  • Learning by watching videos: We all love watching videos! The more you train with a professionally trained aerial instructor, the more you will SEE when you are watching those videos.  Before trying things out on your own, share videos with your instructor and start a conversation. How was their shoulder rotation? How did their hip placement keep their body engaged in that silk wrap?  Was the performer I saw on Youtube doing this move safely and correctly?   The more you work with a trained professional, the more you will understand the body mechanics of aerial technique and learn how to stay safe when testing out the moves you see.  You will learn if you are ready to execute the moves you see in your videos in a safe and healthy way.  Your instructor will also have an opportunity to let you know if they do not feel that you are ready to try the move you saw in the video.  Do not try out new moves alone and without the supervision of a trained instructor.  It's not worth it! Here's a great article from our friends at Versatile Arts in Seattle, WA about learning from Youtube.  

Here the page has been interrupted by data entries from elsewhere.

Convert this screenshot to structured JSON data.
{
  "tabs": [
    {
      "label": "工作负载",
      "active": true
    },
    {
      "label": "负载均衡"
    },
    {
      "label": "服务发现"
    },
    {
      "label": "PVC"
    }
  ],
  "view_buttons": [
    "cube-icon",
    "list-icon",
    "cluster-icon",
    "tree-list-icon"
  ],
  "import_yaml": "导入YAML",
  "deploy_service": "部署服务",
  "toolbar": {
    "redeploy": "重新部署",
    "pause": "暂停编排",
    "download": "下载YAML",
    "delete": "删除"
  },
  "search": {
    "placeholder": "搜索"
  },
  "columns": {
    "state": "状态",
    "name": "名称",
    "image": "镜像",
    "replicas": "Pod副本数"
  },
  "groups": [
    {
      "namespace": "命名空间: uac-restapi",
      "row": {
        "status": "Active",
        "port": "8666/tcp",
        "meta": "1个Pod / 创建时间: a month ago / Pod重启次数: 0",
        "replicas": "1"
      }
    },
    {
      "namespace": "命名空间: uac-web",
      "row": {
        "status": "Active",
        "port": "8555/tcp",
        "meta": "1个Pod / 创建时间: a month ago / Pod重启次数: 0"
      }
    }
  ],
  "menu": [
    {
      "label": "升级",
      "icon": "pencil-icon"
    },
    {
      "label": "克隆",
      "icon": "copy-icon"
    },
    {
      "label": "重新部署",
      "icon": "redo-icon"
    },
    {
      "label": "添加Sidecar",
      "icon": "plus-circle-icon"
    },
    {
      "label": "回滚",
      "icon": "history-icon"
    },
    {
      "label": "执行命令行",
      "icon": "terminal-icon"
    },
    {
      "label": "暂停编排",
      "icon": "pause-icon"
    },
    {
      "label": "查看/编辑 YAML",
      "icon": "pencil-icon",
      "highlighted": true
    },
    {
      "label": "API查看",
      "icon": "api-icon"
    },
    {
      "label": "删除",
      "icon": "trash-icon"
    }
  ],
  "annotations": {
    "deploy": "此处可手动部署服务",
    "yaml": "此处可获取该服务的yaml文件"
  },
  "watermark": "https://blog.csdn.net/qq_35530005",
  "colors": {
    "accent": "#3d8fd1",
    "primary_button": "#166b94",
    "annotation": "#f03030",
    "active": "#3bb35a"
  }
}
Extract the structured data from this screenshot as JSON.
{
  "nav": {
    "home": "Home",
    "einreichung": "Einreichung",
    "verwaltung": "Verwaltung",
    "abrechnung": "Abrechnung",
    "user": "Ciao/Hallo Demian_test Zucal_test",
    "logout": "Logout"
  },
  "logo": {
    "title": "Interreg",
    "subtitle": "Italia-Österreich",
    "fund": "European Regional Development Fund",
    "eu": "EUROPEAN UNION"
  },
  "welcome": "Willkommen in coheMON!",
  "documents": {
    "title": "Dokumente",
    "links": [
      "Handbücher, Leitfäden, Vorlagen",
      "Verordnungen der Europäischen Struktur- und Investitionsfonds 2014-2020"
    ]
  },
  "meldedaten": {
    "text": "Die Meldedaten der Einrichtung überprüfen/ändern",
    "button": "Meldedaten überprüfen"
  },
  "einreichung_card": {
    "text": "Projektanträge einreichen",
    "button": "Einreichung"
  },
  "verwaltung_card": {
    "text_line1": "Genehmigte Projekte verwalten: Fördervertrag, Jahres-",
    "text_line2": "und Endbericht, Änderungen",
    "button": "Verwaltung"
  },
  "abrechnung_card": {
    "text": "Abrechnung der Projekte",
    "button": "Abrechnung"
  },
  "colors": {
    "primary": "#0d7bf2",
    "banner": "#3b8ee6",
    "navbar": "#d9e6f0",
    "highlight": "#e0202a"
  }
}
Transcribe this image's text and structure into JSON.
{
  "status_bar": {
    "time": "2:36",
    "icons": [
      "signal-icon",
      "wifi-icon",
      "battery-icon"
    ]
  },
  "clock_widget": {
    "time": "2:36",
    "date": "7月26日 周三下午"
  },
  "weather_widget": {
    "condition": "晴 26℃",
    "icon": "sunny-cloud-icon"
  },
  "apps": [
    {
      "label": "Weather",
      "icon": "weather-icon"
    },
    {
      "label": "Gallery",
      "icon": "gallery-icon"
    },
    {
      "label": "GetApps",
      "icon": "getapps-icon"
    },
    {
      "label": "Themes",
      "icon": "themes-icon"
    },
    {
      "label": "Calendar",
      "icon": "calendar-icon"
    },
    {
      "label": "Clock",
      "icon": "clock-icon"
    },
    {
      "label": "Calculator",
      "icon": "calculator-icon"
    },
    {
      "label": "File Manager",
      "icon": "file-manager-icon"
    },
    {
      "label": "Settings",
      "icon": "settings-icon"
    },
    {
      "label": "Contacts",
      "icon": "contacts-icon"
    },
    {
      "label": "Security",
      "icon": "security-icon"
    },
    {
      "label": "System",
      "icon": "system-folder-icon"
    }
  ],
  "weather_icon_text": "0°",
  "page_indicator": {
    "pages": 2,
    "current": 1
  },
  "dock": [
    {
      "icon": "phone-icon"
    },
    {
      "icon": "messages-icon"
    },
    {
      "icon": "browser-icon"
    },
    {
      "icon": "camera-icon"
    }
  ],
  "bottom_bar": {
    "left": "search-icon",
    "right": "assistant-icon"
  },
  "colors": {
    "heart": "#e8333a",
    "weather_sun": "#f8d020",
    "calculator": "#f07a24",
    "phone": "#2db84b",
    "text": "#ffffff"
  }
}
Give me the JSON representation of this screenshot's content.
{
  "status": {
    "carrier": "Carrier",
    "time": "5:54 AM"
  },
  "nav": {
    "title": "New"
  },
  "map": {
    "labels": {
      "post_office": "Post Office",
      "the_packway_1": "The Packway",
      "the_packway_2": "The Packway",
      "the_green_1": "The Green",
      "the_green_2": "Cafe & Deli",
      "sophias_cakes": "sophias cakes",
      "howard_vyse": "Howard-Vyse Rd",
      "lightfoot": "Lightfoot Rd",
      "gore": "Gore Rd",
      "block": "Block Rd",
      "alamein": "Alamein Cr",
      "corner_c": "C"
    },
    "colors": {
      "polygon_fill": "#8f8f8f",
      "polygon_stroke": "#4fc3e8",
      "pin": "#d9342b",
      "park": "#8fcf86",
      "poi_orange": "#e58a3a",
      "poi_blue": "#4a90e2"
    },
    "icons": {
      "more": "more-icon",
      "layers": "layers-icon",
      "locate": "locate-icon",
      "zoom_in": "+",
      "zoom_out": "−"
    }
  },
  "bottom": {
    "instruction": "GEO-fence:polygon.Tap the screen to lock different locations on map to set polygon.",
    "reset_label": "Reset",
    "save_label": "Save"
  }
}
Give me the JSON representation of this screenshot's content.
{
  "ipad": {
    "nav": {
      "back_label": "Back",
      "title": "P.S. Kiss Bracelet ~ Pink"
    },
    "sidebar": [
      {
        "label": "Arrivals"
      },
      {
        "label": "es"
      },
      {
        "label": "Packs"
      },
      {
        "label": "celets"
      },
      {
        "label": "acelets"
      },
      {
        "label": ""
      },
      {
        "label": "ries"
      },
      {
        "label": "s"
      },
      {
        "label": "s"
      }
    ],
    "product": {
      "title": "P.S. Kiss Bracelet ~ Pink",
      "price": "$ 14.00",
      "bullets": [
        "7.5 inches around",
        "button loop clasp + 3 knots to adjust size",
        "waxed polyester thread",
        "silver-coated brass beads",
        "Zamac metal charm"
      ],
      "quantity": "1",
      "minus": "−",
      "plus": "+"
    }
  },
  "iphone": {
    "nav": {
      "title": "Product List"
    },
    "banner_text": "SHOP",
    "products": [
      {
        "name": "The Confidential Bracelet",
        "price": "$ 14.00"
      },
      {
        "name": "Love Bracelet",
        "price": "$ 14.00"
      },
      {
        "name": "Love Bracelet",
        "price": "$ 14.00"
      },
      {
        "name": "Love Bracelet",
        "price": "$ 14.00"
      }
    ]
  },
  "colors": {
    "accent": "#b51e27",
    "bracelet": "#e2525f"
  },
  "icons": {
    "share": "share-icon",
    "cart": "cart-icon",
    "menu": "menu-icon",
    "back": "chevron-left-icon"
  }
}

Additional Resources:

http://www.delberthall.com/ - subscribe to Delbert's super educational rigging newsletters. They are amazing! 

https://aerialessentials.com/index.php?route=information/information&information_id=12 - more resources on rigging

http://www.paperdollmilitia. com/Aerial_ABCs.html - shoulder and aerial body technique tutorials from our buds, Paper Doll Militia